Visuals & Audio
By taking advantage of the fact that the source material already has highly detailed character art the developers of Azur Lane: Crosswave were able to easily create some amazing looking visuals for the game’s lengthy visual novel segments, there are even some extra variants added in for some characters to provide a bit of extra detail to some scenes. Additionally a number of new pieces of CG artwork has been created to show off a few events and these are similarly high quality. The in-game 3D models for the ships that players can control are nicely detailed, especially some of the fancier ships such as Unicorn, Kaga, Akagi, and others and these details really stand out when players use the “Photo” gameplay mode that allows players to take three of their favorite characters and pose them in various ways.
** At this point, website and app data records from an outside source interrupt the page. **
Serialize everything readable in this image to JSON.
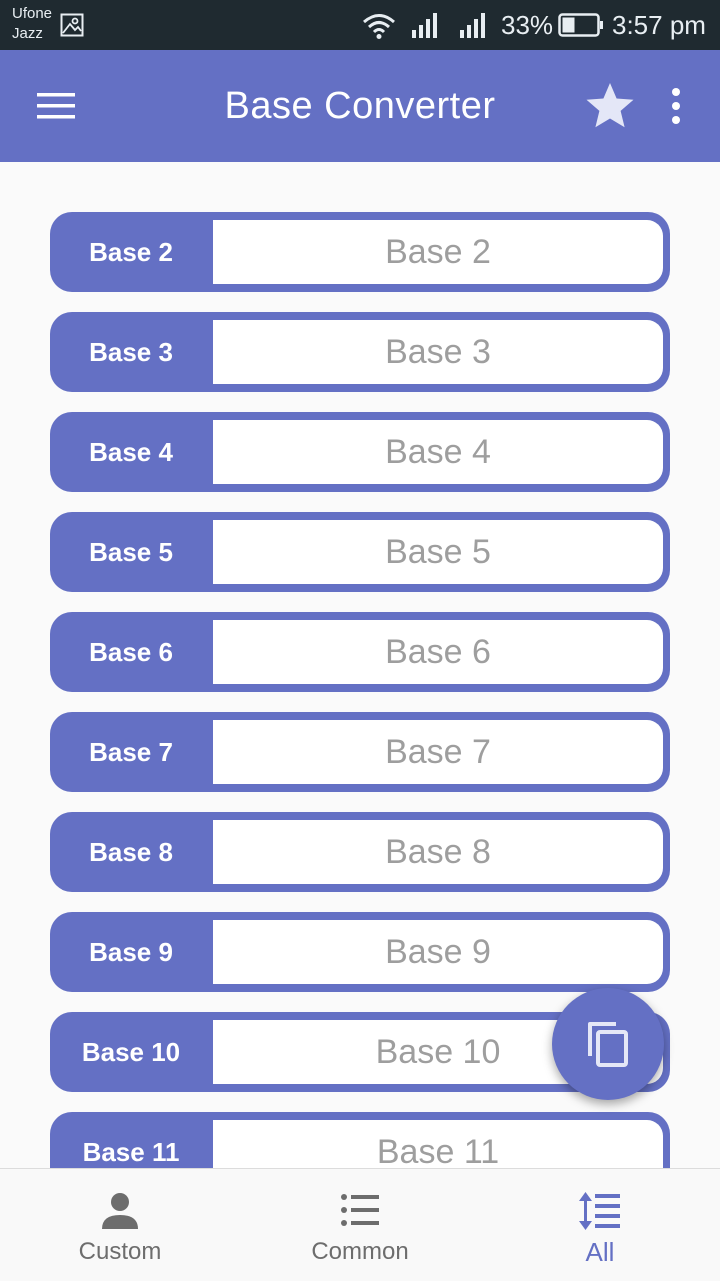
{
  "status_bar": {
    "carrier_line1": "Ufone",
    "carrier_line2": "Jazz",
    "battery_percent": "33%",
    "time": "3:57 pm"
  },
  "app_bar": {
    "title": "Base Converter"
  },
  "bases": [
    {
      "label": "Base 2",
      "placeholder": "Base 2"
    },
    {
      "label": "Base 3",
      "placeholder": "Base 3"
    },
    {
      "label": "Base 4",
      "placeholder": "Base 4"
    },
    {
      "label": "Base 5",
      "placeholder": "Base 5"
    },
    {
      "label": "Base 6",
      "placeholder": "Base 6"
    },
    {
      "label": "Base 7",
      "placeholder": "Base 7"
    },
    {
      "label": "Base 8",
      "placeholder": "Base 8"
    },
    {
      "label": "Base 9",
      "placeholder": "Base 9"
    },
    {
      "label": "Base 10",
      "placeholder": "Base 10"
    },
    {
      "label": "Base 11",
      "placeholder": "Base 11"
    }
  ],
  "bottom_nav": {
    "items": [
      {
        "label": "Custom",
        "icon": "person-icon"
      },
      {
        "label": "Common",
        "icon": "list-icon"
      },
      {
        "label": "All",
        "icon": "sort-icon"
      }
    ],
    "active": "All"
  },
  "colors": {
    "primary": "#6470c4",
    "status_bar": "#1f2a30",
    "placeholder_text": "#9e9e9e"
  }
}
One thing that must be said about the design of the game is that the water that players battle on is absolutely gorgeous looking, something that is essential in any ship fighting game even if the ships this time around happen to be girls.
This release of Azur Lane: Crosswave features only the original Japanese voice work accompanied by English subtitles but players will be rather surprised at just how much of the game’s dialogue is actually voiced. Nearly every single line in the game’s story mode is voiced by the original Japanese voice actresses for the characters which is a nice touch to help keep players interested in longer scenes. It is a bit unfortunate however that voice clips that play while traveling on the map and during a battle are not subtitled however. As for the game’s soundtrack there are a number of decent sounding tunes that play alongside boss battles but for the most part the background music is rather forgettable.
Azur Lane: Crosswave is a solid fit for fans of the original mobile game and maybe even a decent enough starting point for those looking to get into the franchise as the game’s core combat is enjoyable, albeit a bit too easy and kept to far too small of a level and the storyline, while a bit rough around the edges and featuring scenes that are so long that, despite being enjoyable most of the time, can drag the pace of the game to a crawl, is solid in presentation and gives players plenty of time with their favorite characters, though mostly if they are from the Sakura Empire.